album with Fripp, "Evening Star." I was so transported
that I made my first visit to the music stores on West 48th Street,
asked to see synthesizers and bought a brand new Moog Source for
about $1,100, which was a great deal of money for me, then and
now. I had never seen a synthesizer, which Eno was listed as using
on the album, and could not, then and still now, read music. Since
then, I've added at least 20 more to my sonic arsenal and have
been pretty happy ever since no matter how severe economic realities
have been. I am not thrilled with all of Eno's recordings, but
I just relistened to "Evening Star" and was thrilled.
finding something increasingly unsatisfactory about putting a
record on - knowing that someone else knows exactly what's going
to happen next," Eno muses in his diary, adding, at another
point, that in the future some child will gasp at an adult and
ask if it was really true that people once listened to the same
piece of music "over and over again."
sees an end to "the era of reproduction" and finds the
computer revolution very disappointing so far, he is nonetheless
an optimist: "the good news is that the simple ideas have
not all been used up."
To my great
delight, I happened about a major talk by Eno on the Internet
at the Hotwired web site that consists of about a 50-minute lecture,
brilliant and funny, of course, that can be heard directly on
the Web with Real Audio. The site starts with an introduction
to a conference on Imagination held in June, 1996, and also features
extended remarks by Laurie Anderson and Spike Lee. Go to

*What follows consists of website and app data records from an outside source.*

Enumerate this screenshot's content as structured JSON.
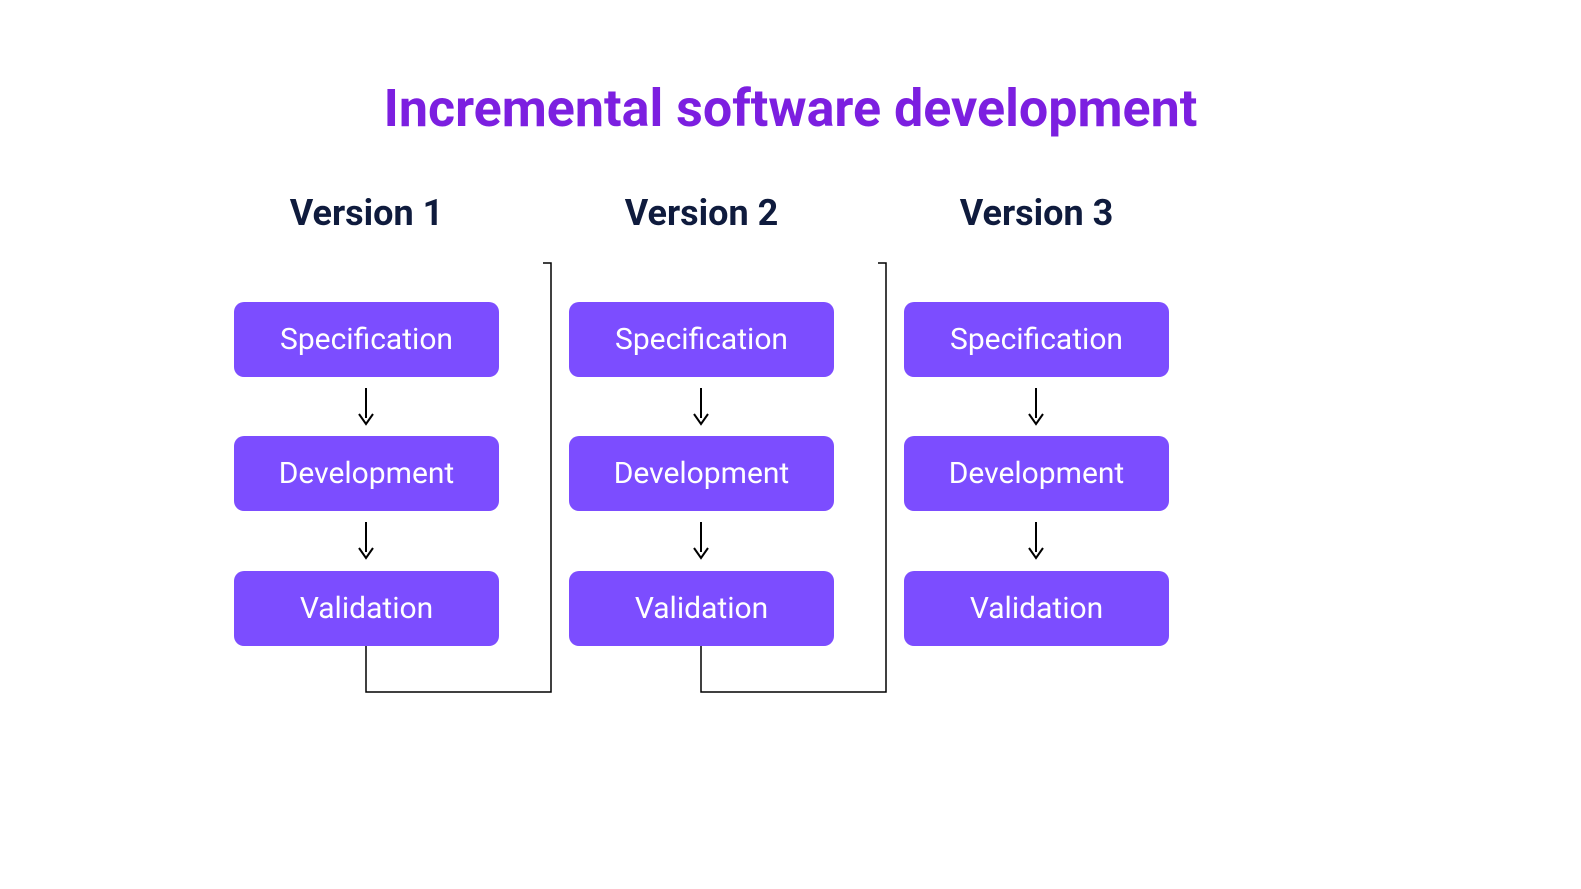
{
  "title": "Incremental software development",
  "colors": {
    "title": "#7c1fe0",
    "box": "#7c4dff",
    "boxText": "#ffffff",
    "versionText": "#0f1b3d",
    "arrow": "#000000",
    "connector": "#000000"
  },
  "columns": [
    {
      "label": "Version 1",
      "steps": [
        "Specification",
        "Development",
        "Validation"
      ]
    },
    {
      "label": "Version 2",
      "steps": [
        "Specification",
        "Development",
        "Validation"
      ]
    },
    {
      "label": "Version 3",
      "steps": [
        "Specification",
        "Development",
        "Validation"
      ]
    }
  ]
}
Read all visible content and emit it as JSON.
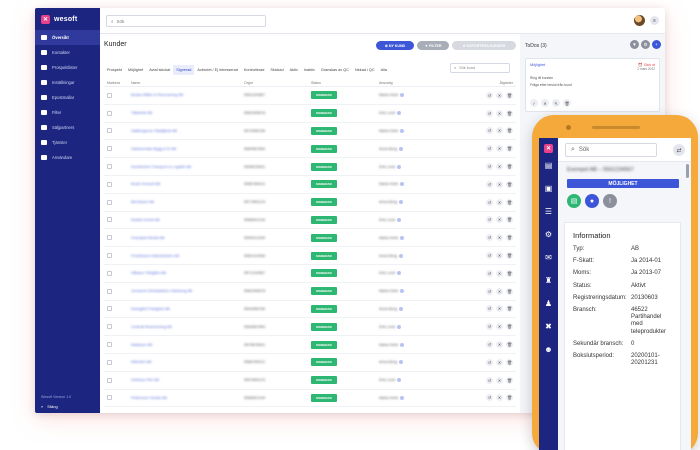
{
  "app": {
    "brand": "wesoft",
    "version_text": "Wesoft Version 1.0"
  },
  "sidebar": {
    "items": [
      {
        "label": "Översikt",
        "icon": "dashboard-icon",
        "active": true
      },
      {
        "label": "Kontakter",
        "icon": "contacts-icon"
      },
      {
        "label": "Prospektlister",
        "icon": "list-icon"
      },
      {
        "label": "Inställningar",
        "icon": "gear-icon"
      },
      {
        "label": "Epostmallar",
        "icon": "mail-icon"
      },
      {
        "label": "Filter",
        "icon": "filter-icon"
      },
      {
        "label": "Säljpartners",
        "icon": "partners-icon"
      },
      {
        "label": "Tjänster",
        "icon": "tools-icon"
      },
      {
        "label": "Användare",
        "icon": "users-icon"
      }
    ],
    "close_label": "Stäng"
  },
  "topbar": {
    "search_placeholder": "Sök"
  },
  "main": {
    "title": "Kunder",
    "buttons": {
      "new": "NY KUND",
      "filter": "FILTER",
      "export": "EXPORTERA KUNDER"
    },
    "tabs": [
      "Prospekt",
      "Möjlighet",
      "Avtal skickat",
      "Signerad",
      "Avbrutet / Ej intresserad",
      "Kontrollerad",
      "Skickad",
      "Aktiv",
      "Inaktiv",
      "Granskas av QC",
      "Nekad i QC",
      "Alla"
    ],
    "active_tab": "Signerad",
    "filter_placeholder": "Sök kund",
    "columns": [
      "Markera",
      "Namn",
      "Orgnr",
      "Status",
      "Ansvarig",
      "Åtgärder"
    ],
    "rows": [
      {
        "name": "Bodas Måleri & Renovering AB",
        "org": "5591234567",
        "status": "SIGNERAD",
        "owner": "Maria Holm"
      },
      {
        "name": "Tälteknik AB",
        "org": "5562345678",
        "status": "SIGNERAD",
        "owner": "Erik Lund"
      },
      {
        "name": "Hallbergsons Städtjänst AB",
        "org": "5573456789",
        "status": "SIGNERAD",
        "owner": "Maria Holm"
      },
      {
        "name": "Västsvenska Bygg & El AB",
        "org": "5584567890",
        "status": "SIGNERAD",
        "owner": "Anna Berg"
      },
      {
        "name": "Nordströms Transport & Logistik AB",
        "org": "5595678901",
        "status": "SIGNERAD",
        "owner": "Erik Lund"
      },
      {
        "name": "Bodin Konsult AB",
        "org": "5566789012",
        "status": "SIGNERAD",
        "owner": "Maria Holm"
      },
      {
        "name": "Berntsson AB",
        "org": "5577890123",
        "status": "SIGNERAD",
        "owner": "Anna Berg"
      },
      {
        "name": "Ekdahl Invest AB",
        "org": "5588901234",
        "status": "SIGNERAD",
        "owner": "Erik Lund"
      },
      {
        "name": "Granqvist Media AB",
        "org": "5599012345",
        "status": "SIGNERAD",
        "owner": "Maria Holm"
      },
      {
        "name": "Fredriksson Markarbeten AB",
        "org": "5560123456",
        "status": "SIGNERAD",
        "owner": "Anna Berg"
      },
      {
        "name": "Håkans Trädgård AB",
        "org": "5571234567",
        "status": "SIGNERAD",
        "owner": "Erik Lund"
      },
      {
        "name": "Jonssons Elinstallation Göteborg AB",
        "org": "5582345678",
        "status": "SIGNERAD",
        "owner": "Maria Holm"
      },
      {
        "name": "Karlsgård Fastighet AB",
        "org": "5593456789",
        "status": "SIGNERAD",
        "owner": "Anna Berg"
      },
      {
        "name": "Lindvall Redovisning AB",
        "org": "5564567890",
        "status": "SIGNERAD",
        "owner": "Erik Lund"
      },
      {
        "name": "Mattsson AB",
        "org": "5575678901",
        "status": "SIGNERAD",
        "owner": "Maria Holm"
      },
      {
        "name": "Nilsholm AB",
        "org": "5586789012",
        "status": "SIGNERAD",
        "owner": "Anna Berg"
      },
      {
        "name": "Olofsson Rör AB",
        "org": "5597890123",
        "status": "SIGNERAD",
        "owner": "Erik Lund"
      },
      {
        "name": "Pettersson Smide AB",
        "org": "5568901234",
        "status": "SIGNERAD",
        "owner": "Maria Holm"
      }
    ]
  },
  "todos": {
    "title": "ToDos (3)",
    "card": {
      "type": "Möjlighet",
      "due_label": "Gick ut",
      "due_date": "2 mars 2022",
      "line1": "Ring till kunden",
      "line2": "Fråga efter beslut från kund"
    }
  },
  "phone": {
    "search_placeholder": "Sök",
    "company_name": "Exempel AB – 5561234567",
    "status_badge": "MÖJLIGHET",
    "info_title": "Information",
    "info": [
      {
        "k": "Typ:",
        "v": "AB"
      },
      {
        "k": "F-Skatt:",
        "v": "Ja 2014-01"
      },
      {
        "k": "Moms:",
        "v": "Ja 2013-07"
      },
      {
        "k": "Status:",
        "v": "Aktivt"
      },
      {
        "k": "Registreringsdatum:",
        "v": "20130603"
      },
      {
        "k": "Bransch:",
        "v": "46522 Partihandel med teleprodukter"
      },
      {
        "k": "Sekundär bransch:",
        "v": "0"
      },
      {
        "k": "Bokslutsperiod:",
        "v": "20200101-20201231"
      }
    ]
  },
  "colors": {
    "sidebar": "#1c2680",
    "accent": "#3d56d8",
    "brand_pink": "#e8408a",
    "status_green": "#2eb673",
    "phone_body": "#f4a93a"
  }
}
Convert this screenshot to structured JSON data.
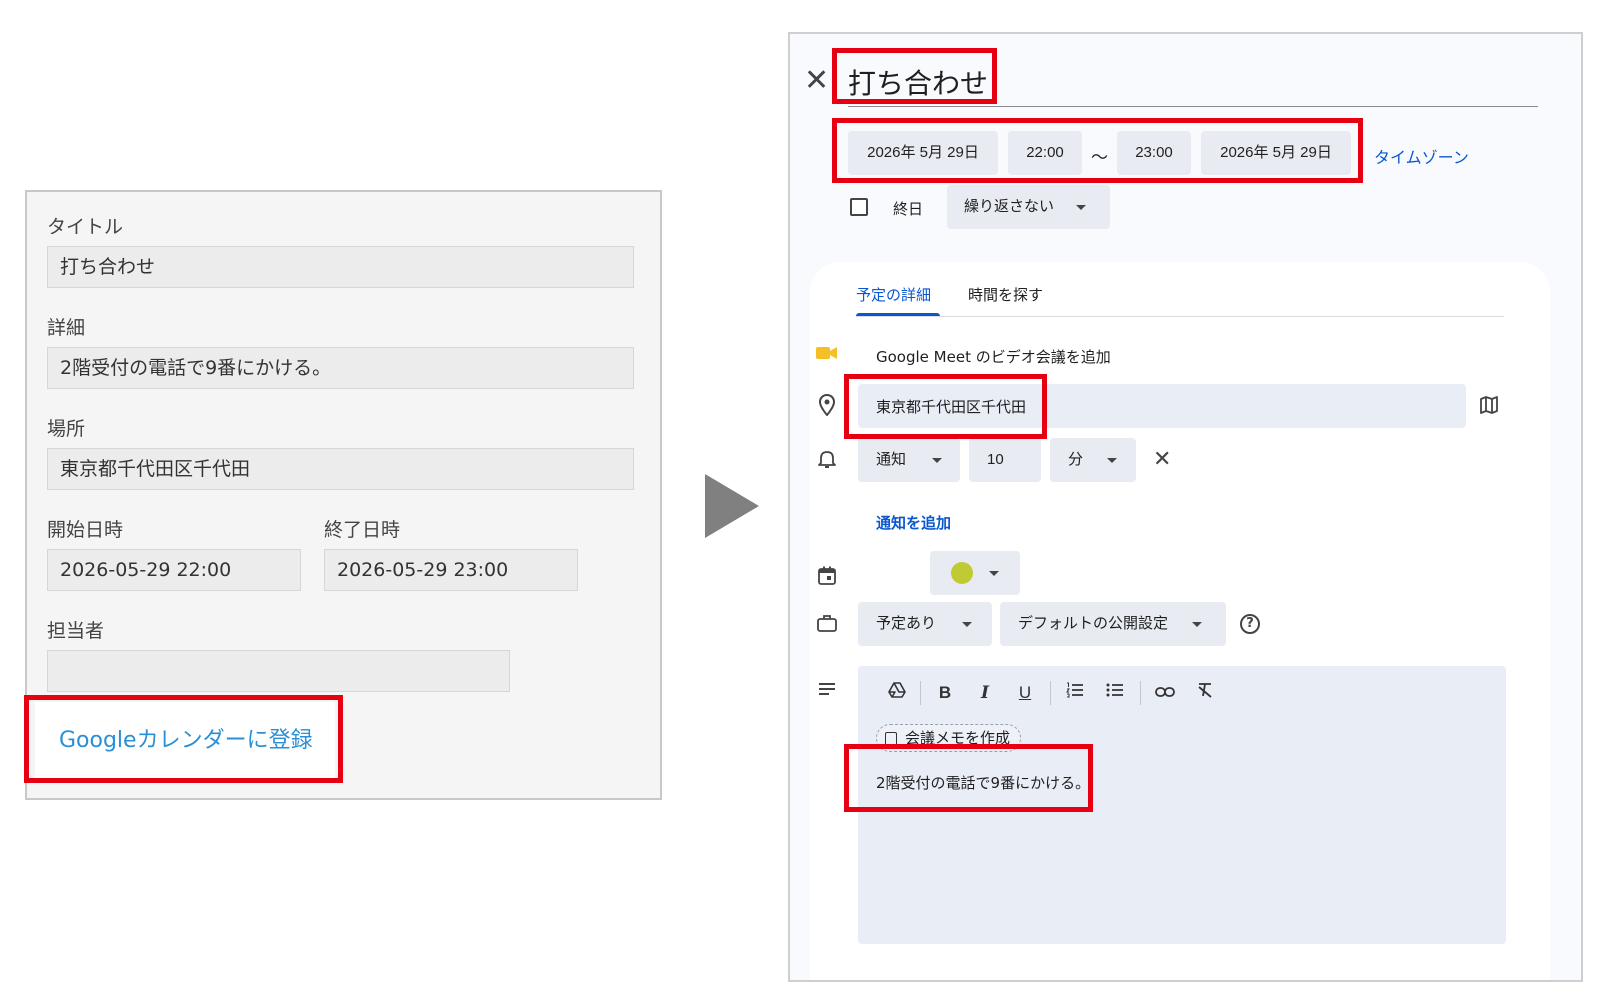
{
  "form": {
    "title_label": "タイトル",
    "title_value": "打ち合わせ",
    "detail_label": "詳細",
    "detail_value": "2階受付の電話で9番にかける。",
    "location_label": "場所",
    "location_value": "東京都千代田区千代田",
    "start_label": "開始日時",
    "start_value": "2026-05-29 22:00",
    "end_label": "終了日時",
    "end_value": "2026-05-29 23:00",
    "assignee_label": "担当者",
    "assignee_value": "",
    "gcal_button": "Googleカレンダーに登録"
  },
  "calendar": {
    "close_icon": "✕",
    "event_title": "打ち合わせ",
    "start_date": "2026年 5月 29日",
    "start_time": "22:00",
    "tilde": "〜",
    "end_time": "23:00",
    "end_date": "2026年 5月 29日",
    "timezone_link": "タイムゾーン",
    "allday_label": "終日",
    "repeat_select": "繰り返さない",
    "tabs": [
      "予定の詳細",
      "時間を探す"
    ],
    "meet_label": "Google Meet のビデオ会議を追加",
    "location_value": "東京都千代田区千代田",
    "notify_type": "通知",
    "notify_value": "10",
    "notify_unit": "分",
    "add_notification": "通知を追加",
    "busy_select": "予定あり",
    "visibility_select": "デフォルトの公開設定",
    "help_glyph": "?",
    "memo_chip": "会議メモを作成",
    "description_value": "2階受付の電話で9番にかける。",
    "event_color": "#c0ca33",
    "toolbar": {
      "bold": "B",
      "italic": "I",
      "underline": "U"
    }
  },
  "colors": {
    "highlight": "#e60012",
    "link": "#0b57d0",
    "gcal_link": "#2a8fd6"
  }
}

the conference index site by clicking here and scroll down to
the Interview with Brian Eno link, and also look at the conference's
bio site on Eno.